Maintenance policy for Ruby on Rails

Since the most recent patch releases there has been some confusion about what versions of Ruby on Rails are currently supported, and when people can expect new versions. Our maintenance policy is as follows.

Support of the Rails framework is divided into four groups: New features, bug fixes, security issues, and severe security issues. They are handled as follows, all versions in x.y.z format:

New Features

New Features are only added to the master branch and will not be made available in point releases.

Bug fixes

Only the latest release series will receive bug fixes. When enough bugs are fixed and its deemed worthy to release a new gem, this is the branch it happens from.
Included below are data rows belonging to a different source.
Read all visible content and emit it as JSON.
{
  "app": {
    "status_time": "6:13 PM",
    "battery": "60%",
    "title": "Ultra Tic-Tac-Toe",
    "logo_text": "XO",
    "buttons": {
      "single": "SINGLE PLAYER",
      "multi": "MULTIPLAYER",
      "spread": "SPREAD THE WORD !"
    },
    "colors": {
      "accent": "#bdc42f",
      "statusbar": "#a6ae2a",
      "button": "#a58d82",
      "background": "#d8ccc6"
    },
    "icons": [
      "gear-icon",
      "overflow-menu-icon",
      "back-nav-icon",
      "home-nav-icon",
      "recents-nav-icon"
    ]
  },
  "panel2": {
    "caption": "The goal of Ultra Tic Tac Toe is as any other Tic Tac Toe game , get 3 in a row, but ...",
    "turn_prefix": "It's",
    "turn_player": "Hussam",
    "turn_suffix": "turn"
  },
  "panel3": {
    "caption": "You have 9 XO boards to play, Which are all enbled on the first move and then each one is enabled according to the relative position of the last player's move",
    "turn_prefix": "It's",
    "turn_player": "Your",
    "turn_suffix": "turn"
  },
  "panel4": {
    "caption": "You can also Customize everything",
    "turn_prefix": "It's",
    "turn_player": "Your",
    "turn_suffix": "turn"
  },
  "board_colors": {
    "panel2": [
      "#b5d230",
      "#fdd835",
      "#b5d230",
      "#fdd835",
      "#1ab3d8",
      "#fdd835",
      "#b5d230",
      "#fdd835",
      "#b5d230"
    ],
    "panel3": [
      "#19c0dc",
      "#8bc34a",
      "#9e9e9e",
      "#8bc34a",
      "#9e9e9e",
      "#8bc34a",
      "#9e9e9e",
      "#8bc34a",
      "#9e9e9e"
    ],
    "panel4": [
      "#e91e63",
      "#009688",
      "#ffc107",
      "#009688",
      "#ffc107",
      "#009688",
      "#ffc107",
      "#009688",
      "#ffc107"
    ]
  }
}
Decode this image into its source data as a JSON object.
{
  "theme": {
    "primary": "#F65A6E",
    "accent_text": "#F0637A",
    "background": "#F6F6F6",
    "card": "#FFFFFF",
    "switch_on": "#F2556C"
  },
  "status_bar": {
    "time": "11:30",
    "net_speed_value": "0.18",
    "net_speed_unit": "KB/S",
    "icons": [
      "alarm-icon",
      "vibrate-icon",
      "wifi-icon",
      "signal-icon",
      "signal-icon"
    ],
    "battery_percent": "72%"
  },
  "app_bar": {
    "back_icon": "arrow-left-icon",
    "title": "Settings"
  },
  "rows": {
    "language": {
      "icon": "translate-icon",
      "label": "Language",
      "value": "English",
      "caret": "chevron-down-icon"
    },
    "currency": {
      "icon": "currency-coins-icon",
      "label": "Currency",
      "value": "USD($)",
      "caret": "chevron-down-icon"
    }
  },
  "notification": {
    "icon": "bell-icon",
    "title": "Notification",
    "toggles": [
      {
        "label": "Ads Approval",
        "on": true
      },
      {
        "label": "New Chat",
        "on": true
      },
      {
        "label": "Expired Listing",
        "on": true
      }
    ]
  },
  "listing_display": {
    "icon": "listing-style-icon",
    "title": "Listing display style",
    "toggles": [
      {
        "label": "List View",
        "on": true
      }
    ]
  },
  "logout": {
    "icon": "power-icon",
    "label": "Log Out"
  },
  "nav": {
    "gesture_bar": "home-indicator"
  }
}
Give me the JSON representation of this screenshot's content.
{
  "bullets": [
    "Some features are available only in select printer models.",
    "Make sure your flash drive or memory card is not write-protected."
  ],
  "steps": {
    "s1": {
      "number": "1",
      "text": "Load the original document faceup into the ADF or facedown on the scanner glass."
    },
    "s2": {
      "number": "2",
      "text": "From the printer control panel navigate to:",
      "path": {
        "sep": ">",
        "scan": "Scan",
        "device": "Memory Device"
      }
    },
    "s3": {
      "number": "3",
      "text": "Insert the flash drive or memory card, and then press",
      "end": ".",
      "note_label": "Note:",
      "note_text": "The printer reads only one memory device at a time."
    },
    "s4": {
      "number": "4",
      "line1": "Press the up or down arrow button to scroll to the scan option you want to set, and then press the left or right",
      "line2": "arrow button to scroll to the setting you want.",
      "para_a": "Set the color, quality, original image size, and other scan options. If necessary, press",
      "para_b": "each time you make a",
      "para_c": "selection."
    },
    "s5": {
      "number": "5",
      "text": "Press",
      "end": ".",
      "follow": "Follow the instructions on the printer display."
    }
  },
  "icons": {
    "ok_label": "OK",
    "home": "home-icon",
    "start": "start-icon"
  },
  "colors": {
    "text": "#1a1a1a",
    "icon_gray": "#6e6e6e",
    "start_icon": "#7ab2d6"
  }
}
Currently included series: 3.2.z

After the Rails 4 release: 4.0.z

Security issues:

The current release series and the next most recent one will receive patches and new versions in case of a security issue.

These releases are created by taking the last released version, applying the security patches, and releasing. Those patches are then applied to the end of the x-y-stable branch. For example, a theoretical 1.2.3 security release would be built from 1.2.2, and then added to the end of 1-2-stable. This means that security releases are easy to upgrade to if you're running the latest version of Rails.

Currently included series: 3.2.z, 3.1.z

After the Rails 4 release: 4.0.z, 3.2.z

Severe security issues:

For severe security issues we will provide new versions as above, and also the last major release series will receive patches and new versions. The classification of the security issue is judged by the core team.

Currently included series: 3.2.z, 3.1.z, 2.3.z

After the Rails 4 release: 4.0.z, 3.2.z

Unsupported Release Series

When a release series is no longer supported, it's your own responsibility to deal with bugs and security issues. We may provide back-ports of the fixes and publish them to git, however there will be no new versions released. If you are not comfortable maintaining your own versions, you should upgrade to a supported version.

You should also be aware that Ruby 1.8 will reach End of Life in June 2013, no further Ruby security releases will be provided after that point. If your application is only compatible Ruby 1.8 you should upgrade accordingly.

blog comments powered by Disqus